Exercise prompt » Could you give back the records exactly, taking out the pictures?

Extracted records »

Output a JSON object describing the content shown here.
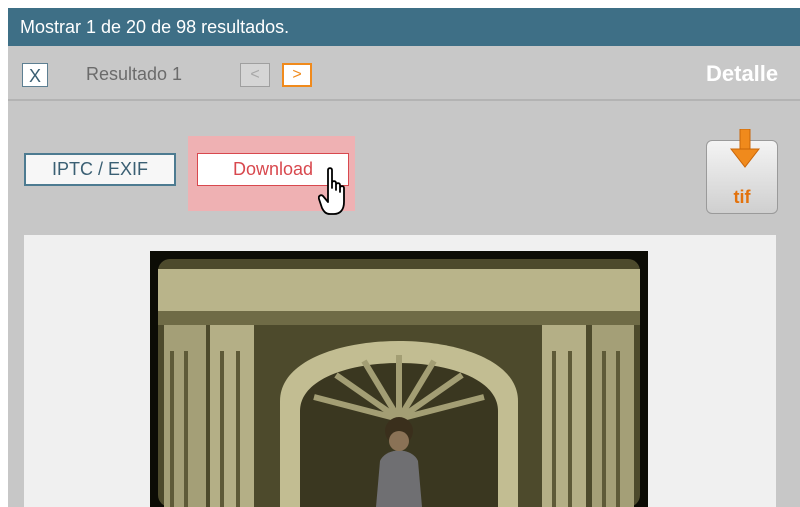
{
  "header": {
    "results_text": "Mostrar 1 de 20 de 98 resultados."
  },
  "nav": {
    "close_label": "X",
    "result_label": "Resultado 1",
    "prev_label": "<",
    "next_label": ">",
    "detail_label": "Detalle"
  },
  "actions": {
    "iptc_label": "IPTC / EXIF",
    "download_label": "Download",
    "tif_label": "tif"
  },
  "colors": {
    "header_bg": "#3e6f86",
    "accent_orange": "#f08a1c",
    "download_red": "#d8484e",
    "highlight": "#efb1b3"
  },
  "icons": {
    "tif": "download-arrow-icon",
    "cursor": "hand-pointer-icon"
  }
}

Exercise response »
Output a JSON object describing the content shown here.
{
  "header": {
    "results_text": "Mostrar 1 de 20 de 98 resultados."
  },
  "nav": {
    "close_label": "X",
    "result_label": "Resultado 1",
    "prev_label": "<",
    "next_label": ">",
    "detail_label": "Detalle"
  },
  "actions": {
    "iptc_label": "IPTC / EXIF",
    "download_label": "Download",
    "tif_label": "tif"
  },
  "colors": {
    "header_bg": "#3e6f86",
    "accent_orange": "#f08a1c",
    "download_red": "#d8484e",
    "highlight": "#efb1b3"
  },
  "icons": {
    "tif": "download-arrow-icon",
    "cursor": "hand-pointer-icon"
  }
}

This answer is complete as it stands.